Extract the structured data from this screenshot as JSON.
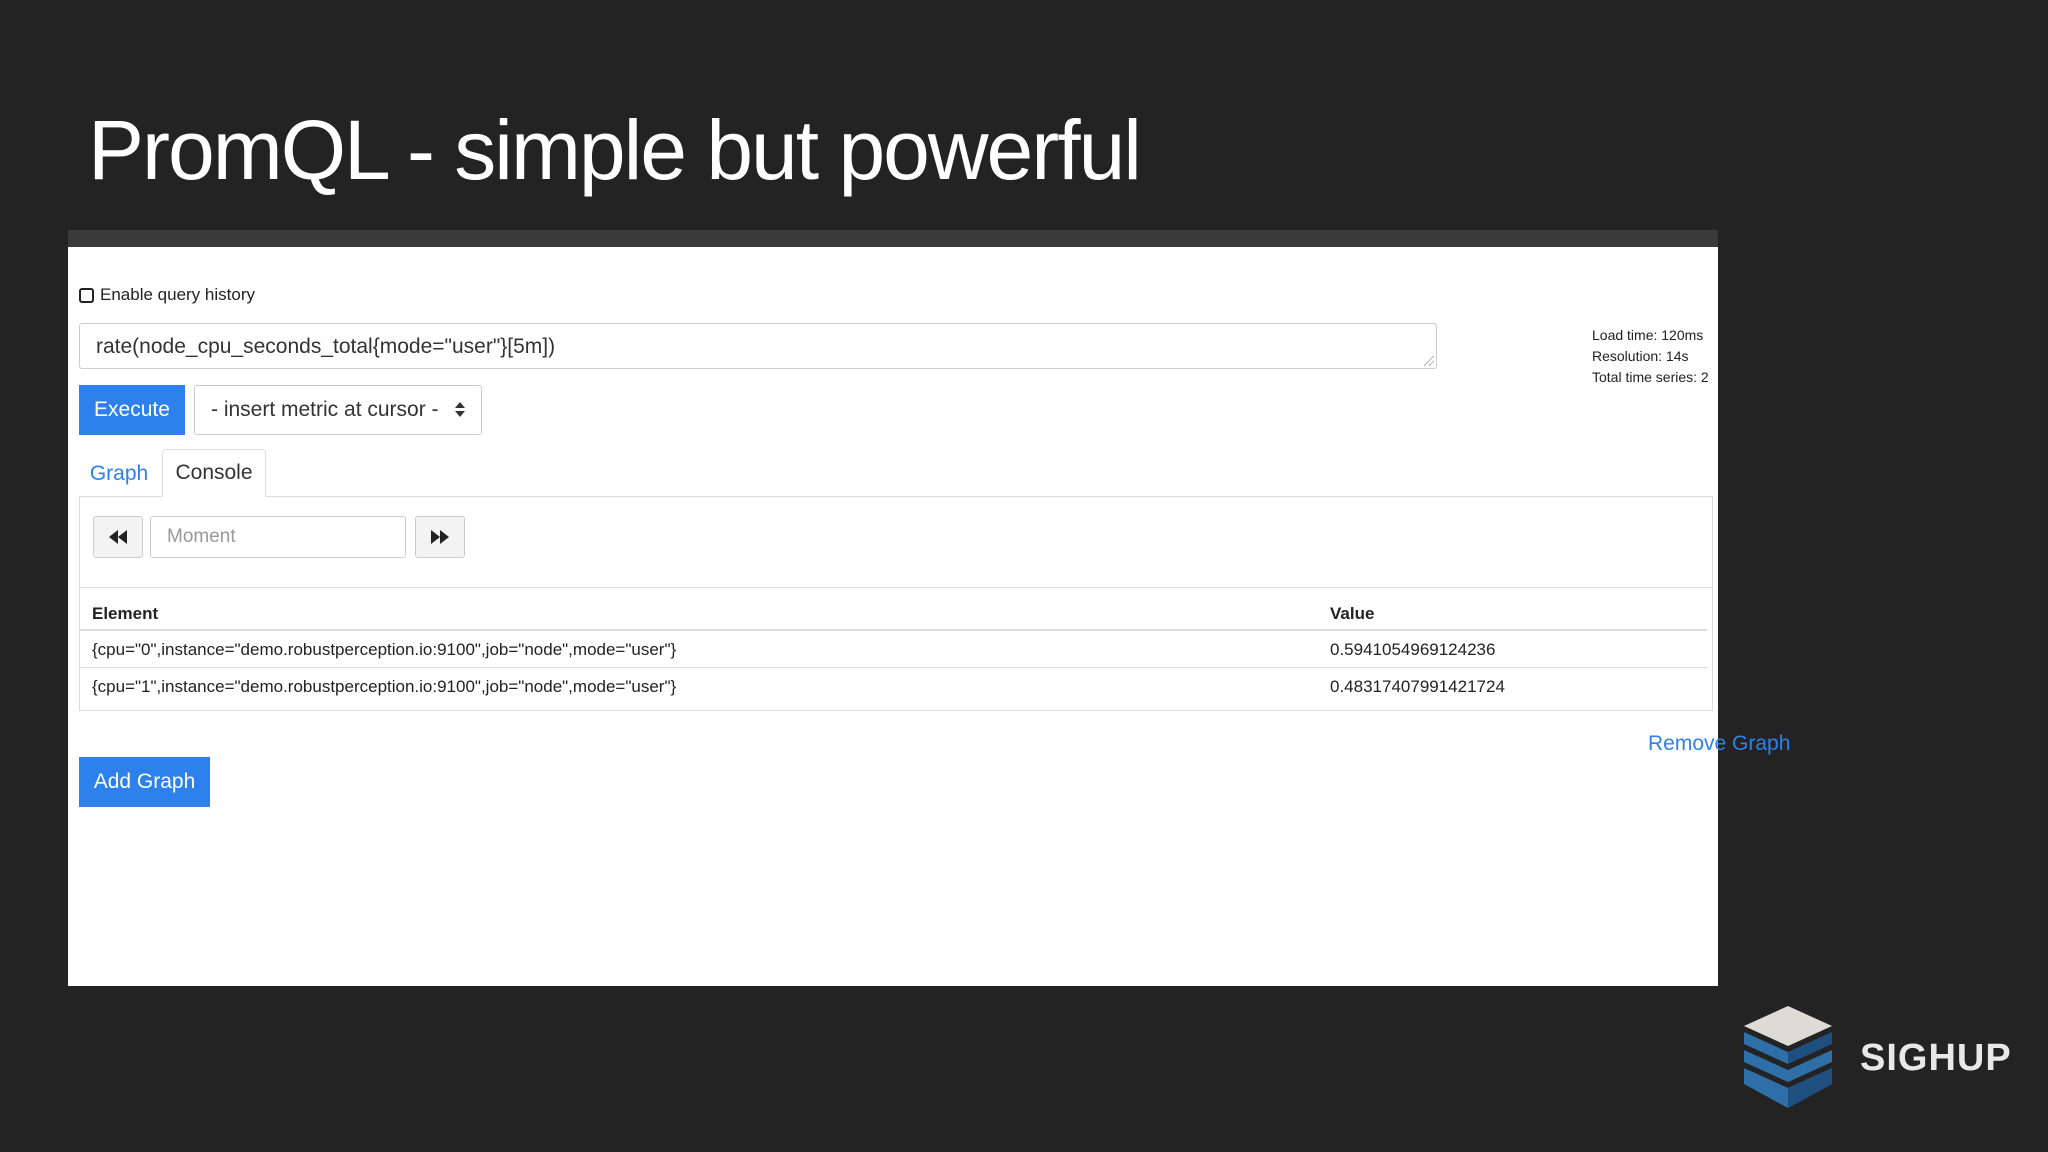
{
  "slide": {
    "title": "PromQL - simple but powerful"
  },
  "app": {
    "history_label": "Enable query history",
    "query": "rate(node_cpu_seconds_total{mode=\"user\"}[5m])",
    "stats": [
      "Load time: 120ms",
      "Resolution: 14s",
      "Total time series: 2"
    ],
    "execute_label": "Execute",
    "metric_select_label": "- insert metric at cursor -",
    "tabs": [
      {
        "label": "Graph"
      },
      {
        "label": "Console"
      }
    ],
    "moment_placeholder": "Moment",
    "table": {
      "headers": [
        "Element",
        "Value"
      ],
      "rows": [
        {
          "element": "{cpu=\"0\",instance=\"demo.robustperception.io:9100\",job=\"node\",mode=\"user\"}",
          "value": "0.5941054969124236"
        },
        {
          "element": "{cpu=\"1\",instance=\"demo.robustperception.io:9100\",job=\"node\",mode=\"user\"}",
          "value": "0.48317407991421724"
        }
      ]
    },
    "remove_graph_label": "Remove Graph",
    "add_graph_label": "Add Graph"
  },
  "brand": {
    "name": "SIGHUP"
  },
  "colors": {
    "accent": "#2e80ec",
    "slide_bg": "#232323",
    "logo_light": "#dcdcd4",
    "logo_blue": "#2f6fa8",
    "logo_blue_dark": "#1f4f7e"
  },
  "icons": {
    "prev": "fast-backward-icon",
    "next": "fast-forward-icon",
    "select": "select-arrows-icon"
  }
}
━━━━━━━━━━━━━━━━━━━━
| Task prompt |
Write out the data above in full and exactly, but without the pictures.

| Response box |
Extract the structured data from this screenshot as JSON.
{
  "slide": {
    "title": "PromQL - simple but powerful"
  },
  "app": {
    "history_label": "Enable query history",
    "query": "rate(node_cpu_seconds_total{mode=\"user\"}[5m])",
    "stats": [
      "Load time: 120ms",
      "Resolution: 14s",
      "Total time series: 2"
    ],
    "execute_label": "Execute",
    "metric_select_label": "- insert metric at cursor -",
    "tabs": [
      {
        "label": "Graph"
      },
      {
        "label": "Console"
      }
    ],
    "moment_placeholder": "Moment",
    "table": {
      "headers": [
        "Element",
        "Value"
      ],
      "rows": [
        {
          "element": "{cpu=\"0\",instance=\"demo.robustperception.io:9100\",job=\"node\",mode=\"user\"}",
          "value": "0.5941054969124236"
        },
        {
          "element": "{cpu=\"1\",instance=\"demo.robustperception.io:9100\",job=\"node\",mode=\"user\"}",
          "value": "0.48317407991421724"
        }
      ]
    },
    "remove_graph_label": "Remove Graph",
    "add_graph_label": "Add Graph"
  },
  "brand": {
    "name": "SIGHUP"
  },
  "colors": {
    "accent": "#2e80ec",
    "slide_bg": "#232323",
    "logo_light": "#dcdcd4",
    "logo_blue": "#2f6fa8",
    "logo_blue_dark": "#1f4f7e"
  },
  "icons": {
    "prev": "fast-backward-icon",
    "next": "fast-forward-icon",
    "select": "select-arrows-icon"
  }
}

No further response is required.